Letter from John R. Boyle to Samuel B. Reed, March 17, 1862

In this letter from March 17, 1862, John R. Boyle writes to Samuel Reed discussing their shared opinion of the war as "unrational." Boyle states that he believes "we are decimating and depopulating the country" and expresses worry that there will not be enough work for all of the men once the war ends. He claims that agents from Australia and Canada are encouraging people to emigrate, and proposes that Reed work with him in a future venture.

Samuel B. Reed Esquire
Joliet Ill

Dear Sir

Your very kind and welcome letter of March 2nd has been duly received and am proud to learn you are all well.

We have been a little unwell this winter with colds, and diptheria. I have never seen as tight times as I have witnessed this winter; no such thing as getting hold of a dollar. Mr. Reed, I can readily agree with you in calling this an unrational war for so it is; friend against friend [or,] and when we will see the end I cannot tell, or guess at the end but one thing I do know we are decimating and depopulating the country. Still I want the Union's Constitution and the land maintained and supported, but would like to see the thing ended honorable [sic] if possible to the North and South.

See over

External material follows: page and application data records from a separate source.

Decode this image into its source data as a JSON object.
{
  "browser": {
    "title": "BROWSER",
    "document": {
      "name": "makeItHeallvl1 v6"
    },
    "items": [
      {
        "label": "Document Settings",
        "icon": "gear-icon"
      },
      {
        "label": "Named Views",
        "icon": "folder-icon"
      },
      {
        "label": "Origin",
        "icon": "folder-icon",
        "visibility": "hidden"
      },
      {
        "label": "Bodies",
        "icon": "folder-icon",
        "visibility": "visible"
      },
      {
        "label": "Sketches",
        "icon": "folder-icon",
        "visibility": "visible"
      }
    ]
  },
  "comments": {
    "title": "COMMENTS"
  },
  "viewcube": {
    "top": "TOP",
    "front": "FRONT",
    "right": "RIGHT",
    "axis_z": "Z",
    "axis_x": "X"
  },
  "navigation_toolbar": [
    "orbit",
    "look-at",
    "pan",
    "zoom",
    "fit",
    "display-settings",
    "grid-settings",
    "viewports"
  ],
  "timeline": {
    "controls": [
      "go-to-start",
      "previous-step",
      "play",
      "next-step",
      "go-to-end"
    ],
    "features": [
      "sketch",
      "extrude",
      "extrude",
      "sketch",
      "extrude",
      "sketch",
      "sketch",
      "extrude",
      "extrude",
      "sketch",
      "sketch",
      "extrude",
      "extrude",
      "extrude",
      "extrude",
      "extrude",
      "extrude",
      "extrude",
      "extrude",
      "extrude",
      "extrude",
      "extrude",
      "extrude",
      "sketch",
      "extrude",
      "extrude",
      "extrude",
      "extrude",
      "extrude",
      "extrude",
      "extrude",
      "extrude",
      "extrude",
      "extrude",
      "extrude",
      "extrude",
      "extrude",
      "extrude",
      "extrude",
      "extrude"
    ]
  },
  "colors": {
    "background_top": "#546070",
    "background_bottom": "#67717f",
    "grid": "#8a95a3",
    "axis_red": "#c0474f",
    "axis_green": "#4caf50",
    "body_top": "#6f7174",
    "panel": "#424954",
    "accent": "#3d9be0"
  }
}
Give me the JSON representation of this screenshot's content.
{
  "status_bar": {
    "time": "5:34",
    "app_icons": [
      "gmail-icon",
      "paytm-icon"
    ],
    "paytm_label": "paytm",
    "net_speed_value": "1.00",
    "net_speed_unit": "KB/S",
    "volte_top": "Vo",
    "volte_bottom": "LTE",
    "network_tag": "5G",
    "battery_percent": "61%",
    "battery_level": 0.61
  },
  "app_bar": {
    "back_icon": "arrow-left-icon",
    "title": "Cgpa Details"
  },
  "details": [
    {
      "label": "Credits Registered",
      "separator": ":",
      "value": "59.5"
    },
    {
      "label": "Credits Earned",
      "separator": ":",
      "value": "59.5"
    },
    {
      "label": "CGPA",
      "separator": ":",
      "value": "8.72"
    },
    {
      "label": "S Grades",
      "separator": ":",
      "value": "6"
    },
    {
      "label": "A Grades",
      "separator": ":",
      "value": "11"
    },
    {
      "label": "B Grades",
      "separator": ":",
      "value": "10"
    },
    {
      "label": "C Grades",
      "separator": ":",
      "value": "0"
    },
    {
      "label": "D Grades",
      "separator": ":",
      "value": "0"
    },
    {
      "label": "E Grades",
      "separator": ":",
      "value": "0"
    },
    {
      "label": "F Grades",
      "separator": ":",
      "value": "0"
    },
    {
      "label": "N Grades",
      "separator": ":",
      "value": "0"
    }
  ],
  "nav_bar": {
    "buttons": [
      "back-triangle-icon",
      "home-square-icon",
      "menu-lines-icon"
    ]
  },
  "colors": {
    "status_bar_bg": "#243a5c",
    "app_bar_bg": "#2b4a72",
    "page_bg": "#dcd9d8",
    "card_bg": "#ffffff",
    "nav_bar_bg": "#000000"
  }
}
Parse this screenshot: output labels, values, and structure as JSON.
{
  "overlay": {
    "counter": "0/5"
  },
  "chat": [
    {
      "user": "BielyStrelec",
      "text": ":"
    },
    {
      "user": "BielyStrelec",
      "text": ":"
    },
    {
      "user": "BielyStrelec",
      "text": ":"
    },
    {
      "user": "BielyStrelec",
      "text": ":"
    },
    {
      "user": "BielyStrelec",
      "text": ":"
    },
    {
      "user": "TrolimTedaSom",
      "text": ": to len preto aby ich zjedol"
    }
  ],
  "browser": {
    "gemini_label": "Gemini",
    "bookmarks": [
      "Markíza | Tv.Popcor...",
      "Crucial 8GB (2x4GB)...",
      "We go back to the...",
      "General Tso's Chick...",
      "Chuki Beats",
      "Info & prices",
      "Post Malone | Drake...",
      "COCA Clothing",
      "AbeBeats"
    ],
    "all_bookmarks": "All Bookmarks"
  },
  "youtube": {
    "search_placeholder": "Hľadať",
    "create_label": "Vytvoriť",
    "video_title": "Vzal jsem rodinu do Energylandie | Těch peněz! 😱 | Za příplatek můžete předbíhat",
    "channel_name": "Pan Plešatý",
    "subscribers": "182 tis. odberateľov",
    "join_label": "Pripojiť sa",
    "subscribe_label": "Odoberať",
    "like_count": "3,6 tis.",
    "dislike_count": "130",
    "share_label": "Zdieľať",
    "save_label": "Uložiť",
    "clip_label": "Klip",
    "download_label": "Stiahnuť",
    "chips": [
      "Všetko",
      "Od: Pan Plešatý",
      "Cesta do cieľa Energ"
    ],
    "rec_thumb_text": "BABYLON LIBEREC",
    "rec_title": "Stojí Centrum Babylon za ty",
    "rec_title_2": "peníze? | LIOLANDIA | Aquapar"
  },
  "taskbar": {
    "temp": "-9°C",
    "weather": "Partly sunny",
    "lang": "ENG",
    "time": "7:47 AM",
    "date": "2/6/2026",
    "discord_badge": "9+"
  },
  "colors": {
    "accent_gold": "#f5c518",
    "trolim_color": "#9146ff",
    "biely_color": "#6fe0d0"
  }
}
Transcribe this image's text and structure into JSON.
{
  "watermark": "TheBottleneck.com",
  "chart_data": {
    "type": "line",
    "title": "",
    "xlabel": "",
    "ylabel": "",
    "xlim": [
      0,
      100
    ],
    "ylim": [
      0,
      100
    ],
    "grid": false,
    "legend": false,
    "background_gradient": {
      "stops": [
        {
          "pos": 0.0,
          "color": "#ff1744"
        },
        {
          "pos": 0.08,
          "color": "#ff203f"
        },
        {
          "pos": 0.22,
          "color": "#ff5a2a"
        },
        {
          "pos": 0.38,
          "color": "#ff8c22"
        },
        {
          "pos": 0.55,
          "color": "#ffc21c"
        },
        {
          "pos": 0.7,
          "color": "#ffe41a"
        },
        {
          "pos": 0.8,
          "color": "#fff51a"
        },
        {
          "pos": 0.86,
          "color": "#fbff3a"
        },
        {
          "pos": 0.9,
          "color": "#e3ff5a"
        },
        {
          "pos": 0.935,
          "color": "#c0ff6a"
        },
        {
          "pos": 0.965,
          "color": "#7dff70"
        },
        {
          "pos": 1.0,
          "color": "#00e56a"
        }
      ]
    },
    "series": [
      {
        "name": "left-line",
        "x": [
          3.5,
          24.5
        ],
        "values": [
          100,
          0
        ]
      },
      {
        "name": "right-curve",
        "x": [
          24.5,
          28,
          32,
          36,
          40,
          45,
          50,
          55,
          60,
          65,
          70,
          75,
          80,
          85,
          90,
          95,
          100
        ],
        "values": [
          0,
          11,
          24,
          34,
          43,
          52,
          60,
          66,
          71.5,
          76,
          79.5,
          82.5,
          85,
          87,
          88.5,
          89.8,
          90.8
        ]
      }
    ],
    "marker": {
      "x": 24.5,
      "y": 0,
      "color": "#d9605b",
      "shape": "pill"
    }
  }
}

of the government concerning the enlargement of the [I'll Canat]. It would make a great deal of work and if this trouble is ended what will the government do with one million of men thrown on the country without anything to do. I don't think it would do. We must do something to keep the population in the country. There are agents from Australia and Canada now in our country encouraging emigration from the states to those countrys [sic] . I hope the bill will pass. We will try hard I assure you to get some of it I wonder if Mr. Farnam will not try for some of it. Were we not [trickery] in not putting any work in the South everything we would be able to raise would be in the work and ourselves along with it for I am inclined to think we would stand by our property and earnings until we would be hemmed in. If you can get engineering to do I could tend to the work and you help Mr. to get it. You should [?] you was on the work. Your counsil [sic] I could have, as well if you were engineer as on the work with Mr. And we could make something I think.

Mr. Ainsworth is not on the RRoad now, he has been removed two or three weeks ago. Mr. [Dys] takes his place again and Mr. Ainsworth is now on his farm built him a new house last fall and I think it was a good thing he did so he now has a home. Mrs. Boyle and myself may call on you this spring I have been fattening cattle this winter. They cost me 580 dollars and I have been offered 1080 dollars for them but I still hold on in hopes to realize more; don't know but I may take them to Chicago.

With kind regard from myself and Mrs. Boyle to you Mrs. Reed and Annie. Yours Respectfully
John R. Boyle

About this Document

  • Source: Letter from John R. Boyle to Samuel Reed
  • Extent: 3 pages
  • Citation: Yale University Library, Manuscripts and Archives, Samuel Reed Family Papers, Box 2, Folder 28
  • Date: March 17, 1862